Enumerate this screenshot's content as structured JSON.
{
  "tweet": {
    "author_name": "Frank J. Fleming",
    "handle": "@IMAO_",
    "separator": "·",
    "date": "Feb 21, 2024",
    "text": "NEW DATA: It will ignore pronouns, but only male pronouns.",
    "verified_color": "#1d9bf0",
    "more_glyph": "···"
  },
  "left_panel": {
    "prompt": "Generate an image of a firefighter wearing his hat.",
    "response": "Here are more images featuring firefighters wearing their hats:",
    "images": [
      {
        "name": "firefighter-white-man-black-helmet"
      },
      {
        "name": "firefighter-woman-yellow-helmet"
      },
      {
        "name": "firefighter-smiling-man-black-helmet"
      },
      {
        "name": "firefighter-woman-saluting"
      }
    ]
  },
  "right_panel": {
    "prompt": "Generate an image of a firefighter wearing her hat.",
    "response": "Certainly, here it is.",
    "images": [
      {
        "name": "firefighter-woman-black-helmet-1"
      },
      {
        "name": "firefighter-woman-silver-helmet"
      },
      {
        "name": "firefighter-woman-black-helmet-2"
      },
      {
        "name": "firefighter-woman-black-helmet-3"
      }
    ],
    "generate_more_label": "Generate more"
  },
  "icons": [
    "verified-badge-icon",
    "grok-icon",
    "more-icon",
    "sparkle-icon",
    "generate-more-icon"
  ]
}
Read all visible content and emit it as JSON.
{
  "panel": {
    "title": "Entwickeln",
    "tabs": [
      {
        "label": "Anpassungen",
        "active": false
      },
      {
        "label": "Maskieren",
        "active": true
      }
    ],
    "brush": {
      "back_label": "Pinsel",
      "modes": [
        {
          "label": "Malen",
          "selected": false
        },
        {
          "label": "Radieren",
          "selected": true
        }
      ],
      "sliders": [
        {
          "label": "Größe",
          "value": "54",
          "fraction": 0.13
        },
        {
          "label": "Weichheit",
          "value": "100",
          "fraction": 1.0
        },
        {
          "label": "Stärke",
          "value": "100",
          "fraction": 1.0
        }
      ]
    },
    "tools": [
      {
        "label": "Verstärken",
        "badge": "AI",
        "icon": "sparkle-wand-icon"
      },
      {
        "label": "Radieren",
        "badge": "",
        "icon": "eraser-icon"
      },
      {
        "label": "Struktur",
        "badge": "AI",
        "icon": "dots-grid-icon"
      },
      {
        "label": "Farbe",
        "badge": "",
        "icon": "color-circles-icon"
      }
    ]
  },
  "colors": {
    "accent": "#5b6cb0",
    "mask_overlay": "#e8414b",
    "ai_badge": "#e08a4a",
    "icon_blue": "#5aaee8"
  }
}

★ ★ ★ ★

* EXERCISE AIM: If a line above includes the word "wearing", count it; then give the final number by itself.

* RESULT OF THIS TASK: 3